**Supplied entries**:
---*---

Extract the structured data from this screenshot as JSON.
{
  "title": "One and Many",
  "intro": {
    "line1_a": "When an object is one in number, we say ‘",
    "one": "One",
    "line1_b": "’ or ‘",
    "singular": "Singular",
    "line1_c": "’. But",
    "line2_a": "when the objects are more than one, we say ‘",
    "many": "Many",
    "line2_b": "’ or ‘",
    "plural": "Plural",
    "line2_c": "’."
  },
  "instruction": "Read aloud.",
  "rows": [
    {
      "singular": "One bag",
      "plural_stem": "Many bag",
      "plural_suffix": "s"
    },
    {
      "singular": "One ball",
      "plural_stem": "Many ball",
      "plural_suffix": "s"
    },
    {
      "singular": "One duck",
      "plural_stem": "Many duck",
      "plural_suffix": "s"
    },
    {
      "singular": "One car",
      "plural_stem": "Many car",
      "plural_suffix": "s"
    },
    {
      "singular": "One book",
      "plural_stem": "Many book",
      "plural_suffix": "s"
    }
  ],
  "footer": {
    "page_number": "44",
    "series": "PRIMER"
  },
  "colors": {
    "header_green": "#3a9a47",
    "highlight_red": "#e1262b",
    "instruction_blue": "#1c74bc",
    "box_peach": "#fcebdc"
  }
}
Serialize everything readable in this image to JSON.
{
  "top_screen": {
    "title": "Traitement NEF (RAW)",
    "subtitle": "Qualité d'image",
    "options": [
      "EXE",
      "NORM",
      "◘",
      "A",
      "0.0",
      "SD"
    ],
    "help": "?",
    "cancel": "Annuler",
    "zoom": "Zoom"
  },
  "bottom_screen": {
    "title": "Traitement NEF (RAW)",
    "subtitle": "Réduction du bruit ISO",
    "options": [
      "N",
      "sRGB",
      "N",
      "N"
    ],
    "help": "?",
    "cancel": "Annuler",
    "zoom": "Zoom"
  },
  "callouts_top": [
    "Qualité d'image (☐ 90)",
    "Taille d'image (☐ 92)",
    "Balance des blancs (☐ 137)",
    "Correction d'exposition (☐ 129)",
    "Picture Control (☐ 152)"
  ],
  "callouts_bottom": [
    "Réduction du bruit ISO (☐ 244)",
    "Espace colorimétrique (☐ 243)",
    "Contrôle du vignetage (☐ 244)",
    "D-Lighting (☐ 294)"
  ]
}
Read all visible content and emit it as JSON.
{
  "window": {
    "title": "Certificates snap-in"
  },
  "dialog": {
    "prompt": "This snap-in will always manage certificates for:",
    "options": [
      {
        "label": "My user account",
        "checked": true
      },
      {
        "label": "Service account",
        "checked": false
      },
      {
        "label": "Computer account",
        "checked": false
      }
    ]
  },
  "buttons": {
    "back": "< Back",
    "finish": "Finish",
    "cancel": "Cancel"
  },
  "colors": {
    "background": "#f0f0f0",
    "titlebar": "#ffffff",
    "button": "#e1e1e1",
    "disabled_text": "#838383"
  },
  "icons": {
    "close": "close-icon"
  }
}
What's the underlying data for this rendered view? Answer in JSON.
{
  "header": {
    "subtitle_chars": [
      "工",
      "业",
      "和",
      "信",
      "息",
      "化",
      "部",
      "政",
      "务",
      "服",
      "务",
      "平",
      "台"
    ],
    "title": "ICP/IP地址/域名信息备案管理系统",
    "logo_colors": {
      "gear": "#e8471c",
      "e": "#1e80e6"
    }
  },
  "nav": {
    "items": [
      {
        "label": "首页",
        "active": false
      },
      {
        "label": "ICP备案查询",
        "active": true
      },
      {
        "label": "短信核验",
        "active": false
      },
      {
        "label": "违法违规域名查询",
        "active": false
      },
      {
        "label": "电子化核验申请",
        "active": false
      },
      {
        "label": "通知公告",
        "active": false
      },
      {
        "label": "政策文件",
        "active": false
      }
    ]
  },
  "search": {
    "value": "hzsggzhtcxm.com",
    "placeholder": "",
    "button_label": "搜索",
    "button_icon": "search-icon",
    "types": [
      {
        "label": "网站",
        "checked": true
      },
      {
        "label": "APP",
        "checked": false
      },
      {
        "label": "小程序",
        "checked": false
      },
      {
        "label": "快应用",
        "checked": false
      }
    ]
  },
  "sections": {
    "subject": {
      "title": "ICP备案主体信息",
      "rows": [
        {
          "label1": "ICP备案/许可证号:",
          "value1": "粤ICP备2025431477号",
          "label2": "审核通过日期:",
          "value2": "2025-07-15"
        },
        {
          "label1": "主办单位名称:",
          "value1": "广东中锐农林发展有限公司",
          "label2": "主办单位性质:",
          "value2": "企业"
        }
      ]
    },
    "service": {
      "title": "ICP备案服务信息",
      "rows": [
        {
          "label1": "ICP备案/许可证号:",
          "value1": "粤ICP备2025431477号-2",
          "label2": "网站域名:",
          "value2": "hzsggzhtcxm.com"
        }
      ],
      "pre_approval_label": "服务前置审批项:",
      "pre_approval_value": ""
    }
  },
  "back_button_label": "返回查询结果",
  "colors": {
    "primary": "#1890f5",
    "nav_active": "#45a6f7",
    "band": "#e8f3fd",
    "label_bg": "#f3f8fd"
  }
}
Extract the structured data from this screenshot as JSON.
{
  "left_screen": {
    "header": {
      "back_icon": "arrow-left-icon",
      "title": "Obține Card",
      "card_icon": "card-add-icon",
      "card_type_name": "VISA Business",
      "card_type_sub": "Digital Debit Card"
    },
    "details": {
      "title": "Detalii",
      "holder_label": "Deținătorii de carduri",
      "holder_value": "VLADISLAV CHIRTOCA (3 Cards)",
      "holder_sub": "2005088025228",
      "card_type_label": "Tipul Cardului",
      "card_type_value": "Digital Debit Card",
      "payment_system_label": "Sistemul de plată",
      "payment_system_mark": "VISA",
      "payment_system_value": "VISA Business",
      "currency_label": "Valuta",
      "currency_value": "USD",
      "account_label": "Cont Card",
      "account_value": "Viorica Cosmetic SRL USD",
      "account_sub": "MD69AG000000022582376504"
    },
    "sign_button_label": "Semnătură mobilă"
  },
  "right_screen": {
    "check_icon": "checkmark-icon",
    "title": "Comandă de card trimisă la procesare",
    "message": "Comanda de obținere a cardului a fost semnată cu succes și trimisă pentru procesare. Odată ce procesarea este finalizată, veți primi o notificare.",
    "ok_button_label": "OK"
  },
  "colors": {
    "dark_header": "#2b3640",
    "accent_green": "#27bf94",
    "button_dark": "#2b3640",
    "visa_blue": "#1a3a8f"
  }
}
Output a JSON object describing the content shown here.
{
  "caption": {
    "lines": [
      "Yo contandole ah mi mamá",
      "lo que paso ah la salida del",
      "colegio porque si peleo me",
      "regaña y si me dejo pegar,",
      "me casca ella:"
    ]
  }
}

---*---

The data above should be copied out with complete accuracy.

**Response to this exercise**:
Extract the structured data from this screenshot as JSON.
{
  "title": "One and Many",
  "intro": {
    "line1_a": "When an object is one in number, we say ‘",
    "one": "One",
    "line1_b": "’ or ‘",
    "singular": "Singular",
    "line1_c": "’. But",
    "line2_a": "when the objects are more than one, we say ‘",
    "many": "Many",
    "line2_b": "’ or ‘",
    "plural": "Plural",
    "line2_c": "’."
  },
  "instruction": "Read aloud.",
  "rows": [
    {
      "singular": "One bag",
      "plural_stem": "Many bag",
      "plural_suffix": "s"
    },
    {
      "singular": "One ball",
      "plural_stem": "Many ball",
      "plural_suffix": "s"
    },
    {
      "singular": "One duck",
      "plural_stem": "Many duck",
      "plural_suffix": "s"
    },
    {
      "singular": "One car",
      "plural_stem": "Many car",
      "plural_suffix": "s"
    },
    {
      "singular": "One book",
      "plural_stem": "Many book",
      "plural_suffix": "s"
    }
  ],
  "footer": {
    "page_number": "44",
    "series": "PRIMER"
  },
  "colors": {
    "header_green": "#3a9a47",
    "highlight_red": "#e1262b",
    "instruction_blue": "#1c74bc",
    "box_peach": "#fcebdc"
  }
}
Serialize everything readable in this image to JSON.
{
  "top_screen": {
    "title": "Traitement NEF (RAW)",
    "subtitle": "Qualité d'image",
    "options": [
      "EXE",
      "NORM",
      "◘",
      "A",
      "0.0",
      "SD"
    ],
    "help": "?",
    "cancel": "Annuler",
    "zoom": "Zoom"
  },
  "bottom_screen": {
    "title": "Traitement NEF (RAW)",
    "subtitle": "Réduction du bruit ISO",
    "options": [
      "N",
      "sRGB",
      "N",
      "N"
    ],
    "help": "?",
    "cancel": "Annuler",
    "zoom": "Zoom"
  },
  "callouts_top": [
    "Qualité d'image (☐ 90)",
    "Taille d'image (☐ 92)",
    "Balance des blancs (☐ 137)",
    "Correction d'exposition (☐ 129)",
    "Picture Control (☐ 152)"
  ],
  "callouts_bottom": [
    "Réduction du bruit ISO (☐ 244)",
    "Espace colorimétrique (☐ 243)",
    "Contrôle du vignetage (☐ 244)",
    "D-Lighting (☐ 294)"
  ]
}
Read all visible content and emit it as JSON.
{
  "window": {
    "title": "Certificates snap-in"
  },
  "dialog": {
    "prompt": "This snap-in will always manage certificates for:",
    "options": [
      {
        "label": "My user account",
        "checked": true
      },
      {
        "label": "Service account",
        "checked": false
      },
      {
        "label": "Computer account",
        "checked": false
      }
    ]
  },
  "buttons": {
    "back": "< Back",
    "finish": "Finish",
    "cancel": "Cancel"
  },
  "colors": {
    "background": "#f0f0f0",
    "titlebar": "#ffffff",
    "button": "#e1e1e1",
    "disabled_text": "#838383"
  },
  "icons": {
    "close": "close-icon"
  }
}
What's the underlying data for this rendered view? Answer in JSON.
{
  "header": {
    "subtitle_chars": [
      "工",
      "业",
      "和",
      "信",
      "息",
      "化",
      "部",
      "政",
      "务",
      "服",
      "务",
      "平",
      "台"
    ],
    "title": "ICP/IP地址/域名信息备案管理系统",
    "logo_colors": {
      "gear": "#e8471c",
      "e": "#1e80e6"
    }
  },
  "nav": {
    "items": [
      {
        "label": "首页",
        "active": false
      },
      {
        "label": "ICP备案查询",
        "active": true
      },
      {
        "label": "短信核验",
        "active": false
      },
      {
        "label": "违法违规域名查询",
        "active": false
      },
      {
        "label": "电子化核验申请",
        "active": false
      },
      {
        "label": "通知公告",
        "active": false
      },
      {
        "label": "政策文件",
        "active": false
      }
    ]
  },
  "search": {
    "value": "hzsggzhtcxm.com",
    "placeholder": "",
    "button_label": "搜索",
    "button_icon": "search-icon",
    "types": [
      {
        "label": "网站",
        "checked": true
      },
      {
        "label": "APP",
        "checked": false
      },
      {
        "label": "小程序",
        "checked": false
      },
      {
        "label": "快应用",
        "checked": false
      }
    ]
  },
  "sections": {
    "subject": {
      "title": "ICP备案主体信息",
      "rows": [
        {
          "label1": "ICP备案/许可证号:",
          "value1": "粤ICP备2025431477号",
          "label2": "审核通过日期:",
          "value2": "2025-07-15"
        },
        {
          "label1": "主办单位名称:",
          "value1": "广东中锐农林发展有限公司",
          "label2": "主办单位性质:",
          "value2": "企业"
        }
      ]
    },
    "service": {
      "title": "ICP备案服务信息",
      "rows": [
        {
          "label1": "ICP备案/许可证号:",
          "value1": "粤ICP备2025431477号-2",
          "label2": "网站域名:",
          "value2": "hzsggzhtcxm.com"
        }
      ],
      "pre_approval_label": "服务前置审批项:",
      "pre_approval_value": ""
    }
  },
  "back_button_label": "返回查询结果",
  "colors": {
    "primary": "#1890f5",
    "nav_active": "#45a6f7",
    "band": "#e8f3fd",
    "label_bg": "#f3f8fd"
  }
}
Extract the structured data from this screenshot as JSON.
{
  "left_screen": {
    "header": {
      "back_icon": "arrow-left-icon",
      "title": "Obține Card",
      "card_icon": "card-add-icon",
      "card_type_name": "VISA Business",
      "card_type_sub": "Digital Debit Card"
    },
    "details": {
      "title": "Detalii",
      "holder_label": "Deținătorii de carduri",
      "holder_value": "VLADISLAV CHIRTOCA (3 Cards)",
      "holder_sub": "2005088025228",
      "card_type_label": "Tipul Cardului",
      "card_type_value": "Digital Debit Card",
      "payment_system_label": "Sistemul de plată",
      "payment_system_mark": "VISA",
      "payment_system_value": "VISA Business",
      "currency_label": "Valuta",
      "currency_value": "USD",
      "account_label": "Cont Card",
      "account_value": "Viorica Cosmetic SRL USD",
      "account_sub": "MD69AG000000022582376504"
    },
    "sign_button_label": "Semnătură mobilă"
  },
  "right_screen": {
    "check_icon": "checkmark-icon",
    "title": "Comandă de card trimisă la procesare",
    "message": "Comanda de obținere a cardului a fost semnată cu succes și trimisă pentru procesare. Odată ce procesarea este finalizată, veți primi o notificare.",
    "ok_button_label": "OK"
  },
  "colors": {
    "dark_header": "#2b3640",
    "accent_green": "#27bf94",
    "button_dark": "#2b3640",
    "visa_blue": "#1a3a8f"
  }
}
Output a JSON object describing the content shown here.
{
  "caption": {
    "lines": [
      "Yo contandole ah mi mamá",
      "lo que paso ah la salida del",
      "colegio porque si peleo me",
      "regaña y si me dejo pegar,",
      "me casca ella:"
    ]
  }
}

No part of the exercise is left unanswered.